Following a devastating week on South Australia’s roads, which has seen three more teenagers killed, the Motor Accident Commission (MAC) and South Australia Police (SAPOL) are calling on all drivers – young and old – to reflect on their driving choices.
Twelve people under the age of 20 have been killed on the State’s roads already in 2018 and with the tragic events of the past week, MAC and SAPOL are imploring the broader community to stop, reflect and adjust their driving behaviours.
Matt Hanton, MAC Road Safety Communications Manager, said that these crashes show the devastating impact of road trauma on families and communities and just how easily lives can be ripped apart in an instant.
"We all need to remember that life is fragile. Now is the time to stop, and adjust our driving behaviours to eliminate lives being lost on our roads."
"Every time we get behind wheel, we need to give the task of driving the full concentration it deserves, because you are not only putting yourself at risk, but every other road user."
"It’s easy to become complacent and take driving for granted and although sometimes we feel invincible, we are only safe when we make smart and responsible choices," said Mr Hanton.
This is especially important as students across the State make their way to the Schoolies Festival this weekend to celebrate the exciting milestone of finishing their schooling.
Superintendent Bob Gray, Officer in Charge, SAPOL Traffic Support Branch, reinforced the strong message that everyone has a responsibility to drive safely and avoid high risk driving behaviours.
"The loss of any life on our roads is a tragedy but when a young person is killed this is simply gut-wrenching. Not only is it tragic to lose one young life but this can have a life time impact upon so many others who may never recover from the loss."
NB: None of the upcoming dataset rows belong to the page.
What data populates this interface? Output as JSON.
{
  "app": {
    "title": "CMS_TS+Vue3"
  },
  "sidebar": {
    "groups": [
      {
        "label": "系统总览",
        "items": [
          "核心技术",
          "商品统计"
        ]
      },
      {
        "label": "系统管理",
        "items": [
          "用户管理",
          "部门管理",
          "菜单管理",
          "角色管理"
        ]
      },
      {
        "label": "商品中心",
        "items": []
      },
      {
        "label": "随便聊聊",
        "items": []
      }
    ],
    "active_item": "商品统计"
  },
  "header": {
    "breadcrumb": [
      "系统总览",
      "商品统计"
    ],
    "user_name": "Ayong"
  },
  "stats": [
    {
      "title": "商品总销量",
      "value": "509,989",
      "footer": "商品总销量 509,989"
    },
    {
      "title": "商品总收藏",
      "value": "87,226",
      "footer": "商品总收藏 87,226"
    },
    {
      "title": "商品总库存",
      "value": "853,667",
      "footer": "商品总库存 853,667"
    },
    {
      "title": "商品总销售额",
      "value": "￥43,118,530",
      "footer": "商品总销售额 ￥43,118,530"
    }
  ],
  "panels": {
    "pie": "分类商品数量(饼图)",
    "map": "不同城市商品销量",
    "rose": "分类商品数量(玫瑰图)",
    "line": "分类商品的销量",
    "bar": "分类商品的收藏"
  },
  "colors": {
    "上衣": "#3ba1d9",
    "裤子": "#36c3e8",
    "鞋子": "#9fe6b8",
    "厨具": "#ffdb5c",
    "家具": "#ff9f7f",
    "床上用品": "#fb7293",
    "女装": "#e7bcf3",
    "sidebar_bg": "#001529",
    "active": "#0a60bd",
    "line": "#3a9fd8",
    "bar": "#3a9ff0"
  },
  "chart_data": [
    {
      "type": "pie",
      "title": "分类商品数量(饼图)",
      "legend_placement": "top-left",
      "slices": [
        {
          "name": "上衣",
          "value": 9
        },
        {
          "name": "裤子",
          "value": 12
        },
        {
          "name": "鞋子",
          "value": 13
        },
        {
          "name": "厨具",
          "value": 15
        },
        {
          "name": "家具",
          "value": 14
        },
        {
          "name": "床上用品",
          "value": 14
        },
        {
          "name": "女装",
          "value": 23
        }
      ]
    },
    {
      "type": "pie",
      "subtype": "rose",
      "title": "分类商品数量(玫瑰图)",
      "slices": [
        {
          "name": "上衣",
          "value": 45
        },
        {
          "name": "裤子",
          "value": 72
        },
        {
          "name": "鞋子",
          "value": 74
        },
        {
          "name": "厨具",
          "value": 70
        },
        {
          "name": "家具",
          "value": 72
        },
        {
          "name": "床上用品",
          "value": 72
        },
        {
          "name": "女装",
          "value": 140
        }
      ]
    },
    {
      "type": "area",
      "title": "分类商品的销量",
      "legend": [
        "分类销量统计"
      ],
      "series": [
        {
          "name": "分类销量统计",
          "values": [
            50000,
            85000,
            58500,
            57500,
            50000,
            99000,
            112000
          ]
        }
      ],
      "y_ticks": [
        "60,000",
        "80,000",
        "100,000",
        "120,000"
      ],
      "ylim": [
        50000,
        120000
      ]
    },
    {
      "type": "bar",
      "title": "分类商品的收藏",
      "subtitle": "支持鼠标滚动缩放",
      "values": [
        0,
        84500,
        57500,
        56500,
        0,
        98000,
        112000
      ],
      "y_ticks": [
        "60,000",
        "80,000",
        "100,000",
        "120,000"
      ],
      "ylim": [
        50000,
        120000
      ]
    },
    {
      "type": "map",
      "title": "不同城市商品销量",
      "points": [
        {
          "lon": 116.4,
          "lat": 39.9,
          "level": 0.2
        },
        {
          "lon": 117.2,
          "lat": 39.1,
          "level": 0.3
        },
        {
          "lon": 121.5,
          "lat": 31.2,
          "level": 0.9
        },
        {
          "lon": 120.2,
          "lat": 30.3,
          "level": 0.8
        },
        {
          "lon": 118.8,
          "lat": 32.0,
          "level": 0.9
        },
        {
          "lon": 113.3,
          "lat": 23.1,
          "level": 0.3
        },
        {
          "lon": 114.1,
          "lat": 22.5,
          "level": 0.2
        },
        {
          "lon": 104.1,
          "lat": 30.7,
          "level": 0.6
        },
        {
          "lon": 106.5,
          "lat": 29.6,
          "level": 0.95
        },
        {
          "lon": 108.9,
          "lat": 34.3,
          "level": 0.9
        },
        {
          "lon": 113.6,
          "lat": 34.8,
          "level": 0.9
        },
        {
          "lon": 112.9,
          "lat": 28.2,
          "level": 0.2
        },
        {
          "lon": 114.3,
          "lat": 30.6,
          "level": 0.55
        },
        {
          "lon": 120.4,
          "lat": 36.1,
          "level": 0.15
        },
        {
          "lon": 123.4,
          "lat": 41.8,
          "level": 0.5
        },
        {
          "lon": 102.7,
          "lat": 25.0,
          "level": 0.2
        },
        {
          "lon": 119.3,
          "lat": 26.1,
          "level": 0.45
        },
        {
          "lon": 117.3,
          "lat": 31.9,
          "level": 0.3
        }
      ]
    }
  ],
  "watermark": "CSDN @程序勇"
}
"Family, friends, partners, fellow school students, teachers; and at times entire communities can be affected when a young person is killed on our roads."
"As parents, we are all very proud when our kids complete Year 12. It is a real achievement. Schoolies has evolved as a cultural event for our young people to celebrate the completion of these years of study. But it is also a real danger time where there could be a temptation to possibly drink and or drug drive."
"I cannot strongly urge enough that those attending Schoolies make the right choices - do not drink or drug drive a motor vehicle."
"Parents should also take a role in working with their kids on strategies to drop kids off at the various venues or other type considerations to diminish that temptation," said Superintendent Gray.
Free shuttle bus services are again being provided throughout the 2018 Schoolies Festival, providing an alternate transport service around the Fleurieu Peninsula for Schoolies, helping to ensure their celebrations don’t end in tragedy.
Nigel Knowles, Encounter Youth CEO, said that each of the shuttle buses will have Encounter Youth volunteers on board who are there to support young people in making positive choices over the weekend.
"While finishing school is a great achievement and we want our Schoolies to celebrate and have a great time, we don’t want to see their celebrations end in heartbreak," said Mr Hanton.